Task goal
Below are the records; copy each line in them that holds the word "JSON".

Dataset records

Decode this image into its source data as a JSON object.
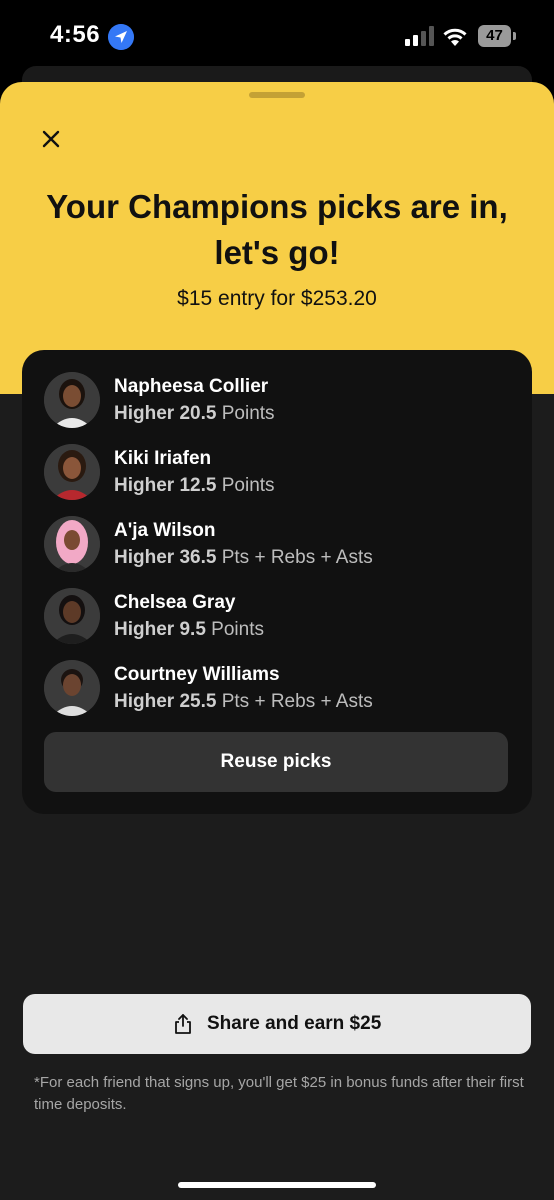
{
  "status": {
    "time": "4:56",
    "battery": "47"
  },
  "sheet": {
    "title_line1": "Your Champions picks are in,",
    "title_line2": "let's go!",
    "subtitle": "$15 entry for $253.20"
  },
  "picks": [
    {
      "name": "Napheesa Collier",
      "direction": "Higher",
      "line": "20.5",
      "stat": "Points"
    },
    {
      "name": "Kiki Iriafen",
      "direction": "Higher",
      "line": "12.5",
      "stat": "Points"
    },
    {
      "name": "A'ja Wilson",
      "direction": "Higher",
      "line": "36.5",
      "stat": "Pts + Rebs + Asts"
    },
    {
      "name": "Chelsea Gray",
      "direction": "Higher",
      "line": "9.5",
      "stat": "Points"
    },
    {
      "name": "Courtney Williams",
      "direction": "Higher",
      "line": "25.5",
      "stat": "Pts + Rebs + Asts"
    }
  ],
  "buttons": {
    "reuse": "Reuse picks",
    "share": "Share and earn $25"
  },
  "disclaimer": "*For each friend that signs up, you'll get $25 in bonus funds after their first time deposits.",
  "colors": {
    "accent": "#f7ce46",
    "background": "#1c1c1c",
    "card": "#111111"
  },
  "icons": {
    "close": "close-icon",
    "share": "share-icon",
    "location": "location-arrow-icon"
  }
}
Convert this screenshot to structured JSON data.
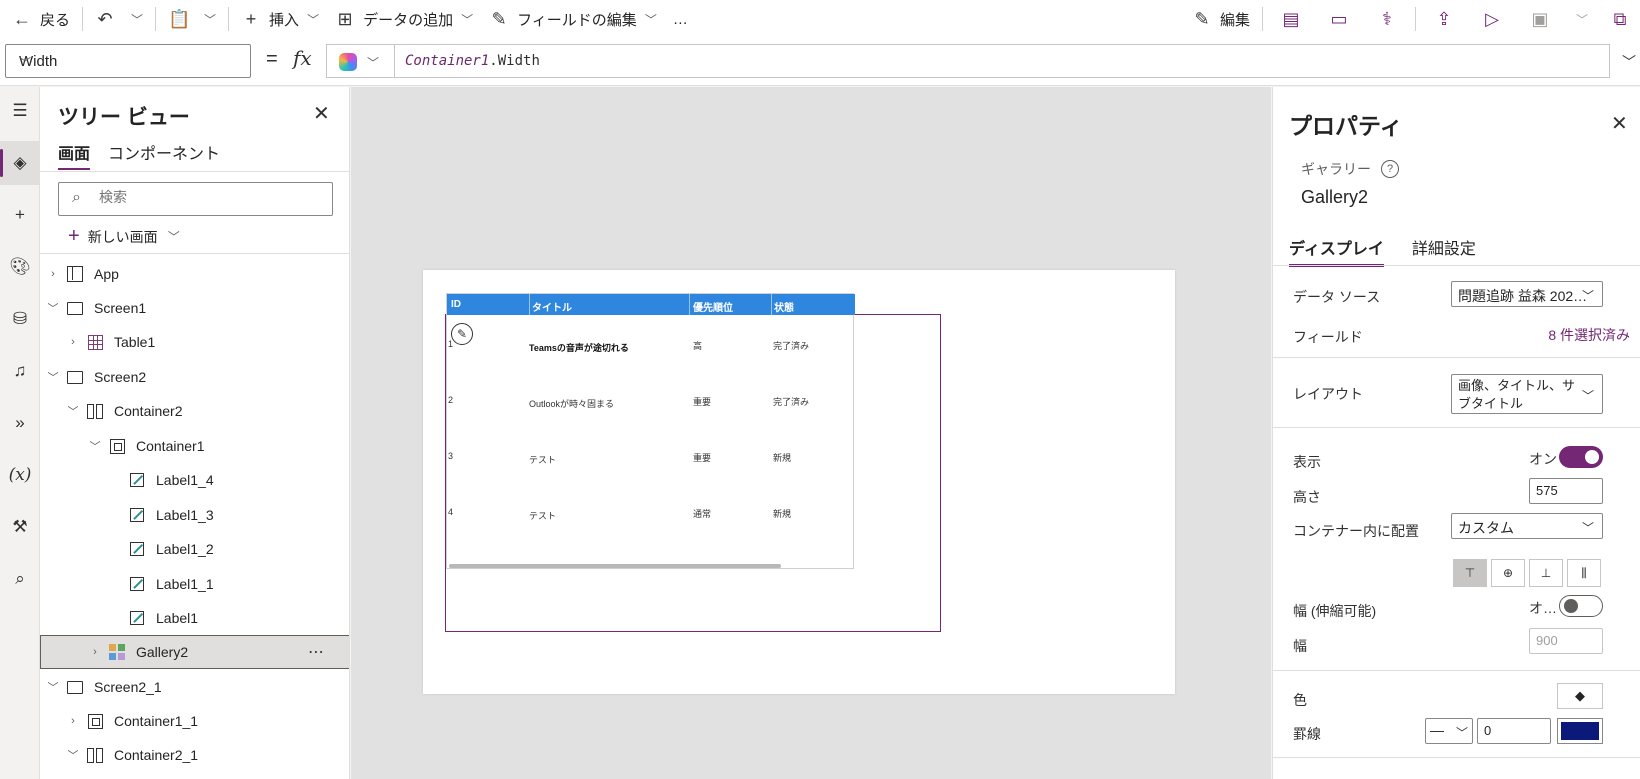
{
  "toolbar": {
    "back_label": "戻る",
    "insert_label": "挿入",
    "add_data_label": "データの追加",
    "edit_fields_label": "フィールドの編集",
    "more_label": "…",
    "edit_label": "編集"
  },
  "formula_bar": {
    "property": "Width",
    "equals": "=",
    "fx": "fx",
    "formula_object": "Container1",
    "formula_member": ".Width"
  },
  "tree": {
    "title": "ツリー ビュー",
    "tabs": [
      "画面",
      "コンポーネント"
    ],
    "search_placeholder": "検索",
    "new_screen_label": "新しい画面",
    "nodes": [
      {
        "label": "App",
        "icon": "app-icon"
      },
      {
        "label": "Screen1",
        "icon": "screen-icon"
      },
      {
        "label": "Table1",
        "icon": "table-icon"
      },
      {
        "label": "Screen2",
        "icon": "screen-icon"
      },
      {
        "label": "Container2",
        "icon": "horizontal-container-icon"
      },
      {
        "label": "Container1",
        "icon": "container-icon"
      },
      {
        "label": "Label1_4",
        "icon": "label-icon"
      },
      {
        "label": "Label1_3",
        "icon": "label-icon"
      },
      {
        "label": "Label1_2",
        "icon": "label-icon"
      },
      {
        "label": "Label1_1",
        "icon": "label-icon"
      },
      {
        "label": "Label1",
        "icon": "label-icon"
      },
      {
        "label": "Gallery2",
        "icon": "gallery-icon"
      },
      {
        "label": "Screen2_1",
        "icon": "screen-icon"
      },
      {
        "label": "Container1_1",
        "icon": "container-icon"
      },
      {
        "label": "Container2_1",
        "icon": "horizontal-container-icon"
      }
    ]
  },
  "canvas": {
    "table": {
      "columns": [
        "ID",
        "タイトル",
        "優先順位",
        "状態"
      ],
      "rows": [
        {
          "id": "1",
          "title": "Teamsの音声が途切れる",
          "priority": "高",
          "status": "完了済み"
        },
        {
          "id": "2",
          "title": "Outlookが時々固まる",
          "priority": "重要",
          "status": "完了済み"
        },
        {
          "id": "3",
          "title": "テスト",
          "priority": "重要",
          "status": "新規"
        },
        {
          "id": "4",
          "title": "テスト",
          "priority": "通常",
          "status": "新規"
        }
      ]
    }
  },
  "properties": {
    "title": "プロパティ",
    "control_type": "ギャラリー",
    "control_name": "Gallery2",
    "tabs": [
      "ディスプレイ",
      "詳細設定"
    ],
    "data_source_label": "データ ソース",
    "data_source_value": "問題追跡 益森 202…",
    "fields_label": "フィールド",
    "fields_value": "8 件選択済み",
    "layout_label": "レイアウト",
    "layout_value": "画像、タイトル、サブタイトル",
    "visible_label": "表示",
    "visible_value": "オン",
    "height_label": "高さ",
    "height_value": "575",
    "align_label": "コンテナー内に配置",
    "align_value": "カスタム",
    "flex_width_label": "幅 (伸縮可能)",
    "flex_width_value": "オ…",
    "width_label": "幅",
    "width_value": "900",
    "color_label": "色",
    "border_label": "罫線",
    "border_width_value": "0",
    "border_color": "#0b1a7a"
  }
}
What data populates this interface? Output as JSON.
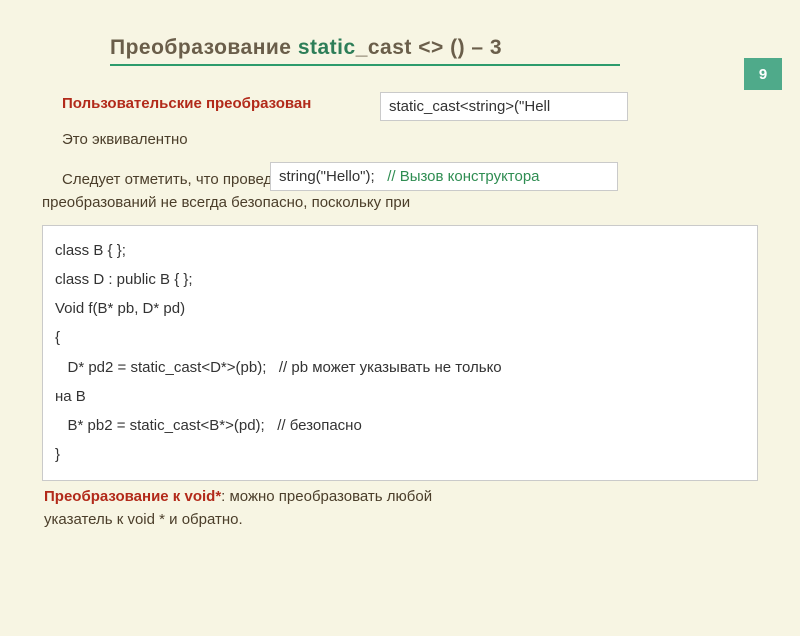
{
  "page_number": "9",
  "title": {
    "prefix": "Преобразование ",
    "keyword": "static",
    "suffix": "_cast <> () – 3"
  },
  "line1": {
    "subhead": "Пользовательские преобразован",
    "code": "static_cast<string>(\"Hell"
  },
  "line2": {
    "lead": "Это эквивалентно",
    "code": "string(\"Hello\");",
    "comment": "// Вызов конструктора"
  },
  "para": {
    "lead": "Следует отметить, что проведение подобных",
    "rest": "преобразований не всегда безопасно, поскольку при"
  },
  "code": {
    "l1": "class B { };",
    "l2": "class D : public B { };",
    "l3": "Void f(B* pb, D* pd)",
    "l4": "{",
    "l5": "   D* pd2 = static_cast<D*>(pb);   // pb может указывать не только",
    "l6": "на B",
    "l7": "   B* pb2 = static_cast<B*>(pd);   // безопасно",
    "l8": "}"
  },
  "final": {
    "red": "Преобразование к void*",
    "rest": ": можно преобразовать любой",
    "rest2": "указатель к void * и обратно."
  }
}
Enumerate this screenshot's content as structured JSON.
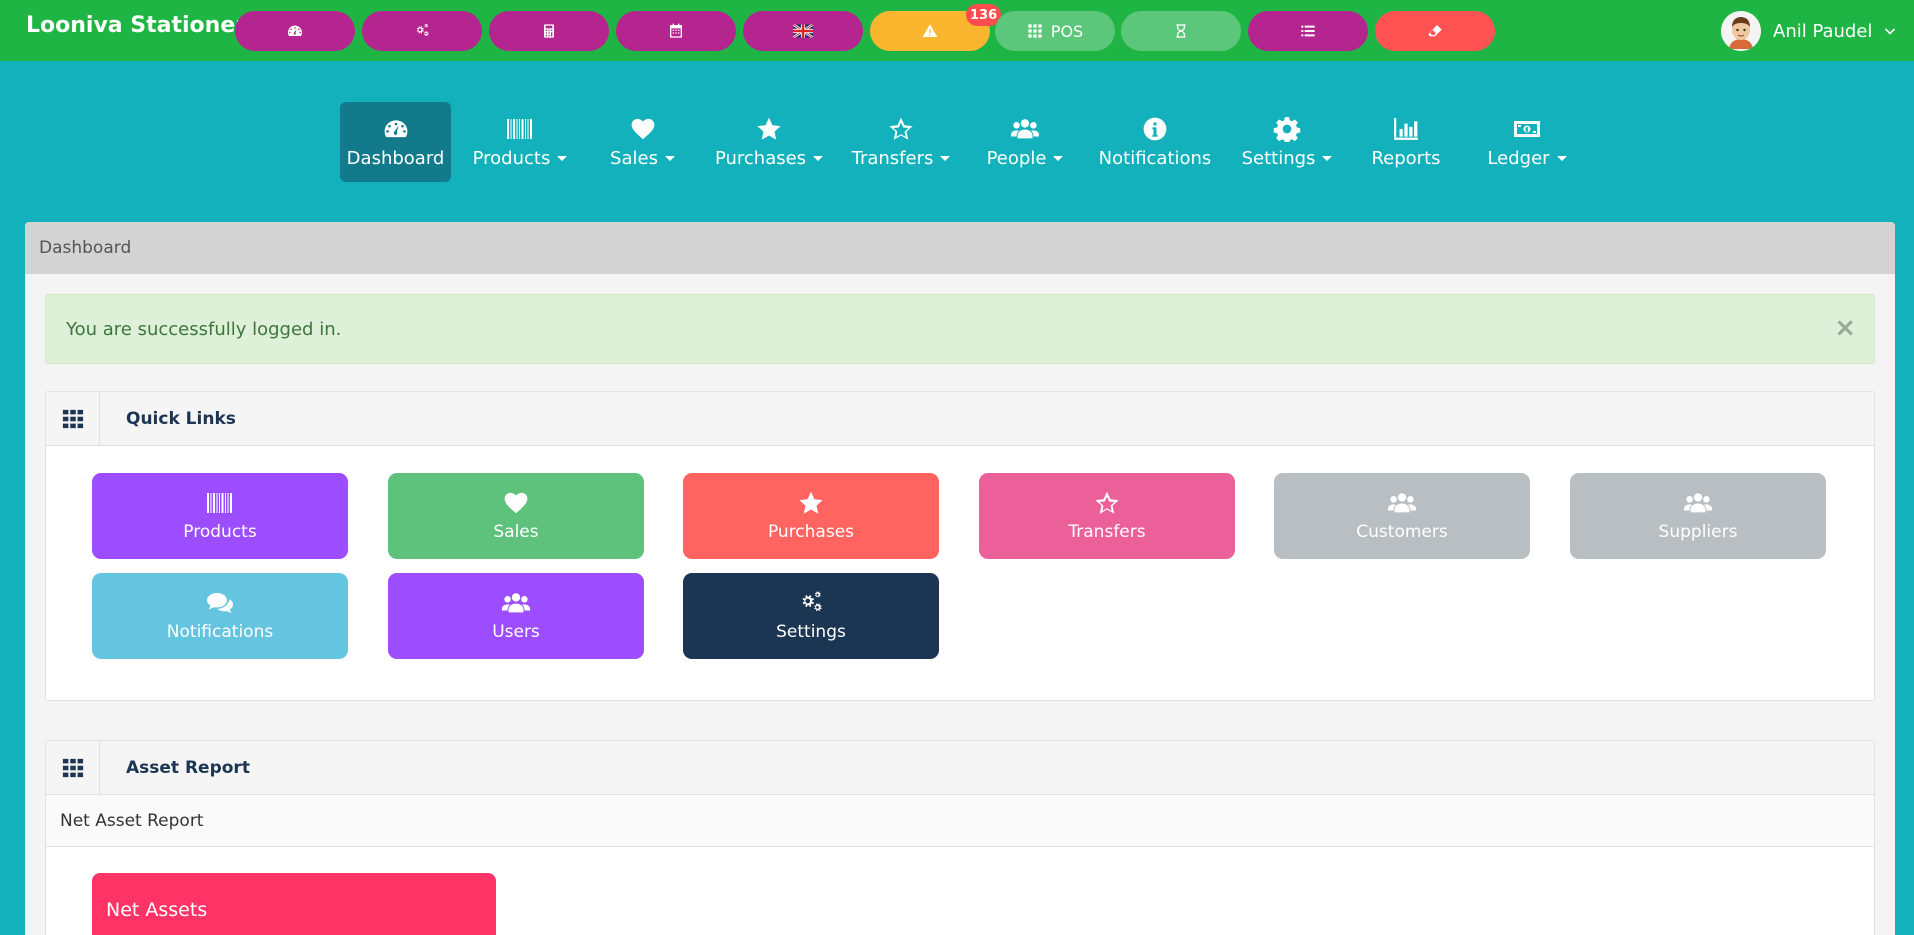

Result
Decode this image into its source data as a JSON object.
Convert this screenshot to structured JSON data.
What data populates this interface? Output as JSON.
Enumerate this screenshot's content as structured JSON.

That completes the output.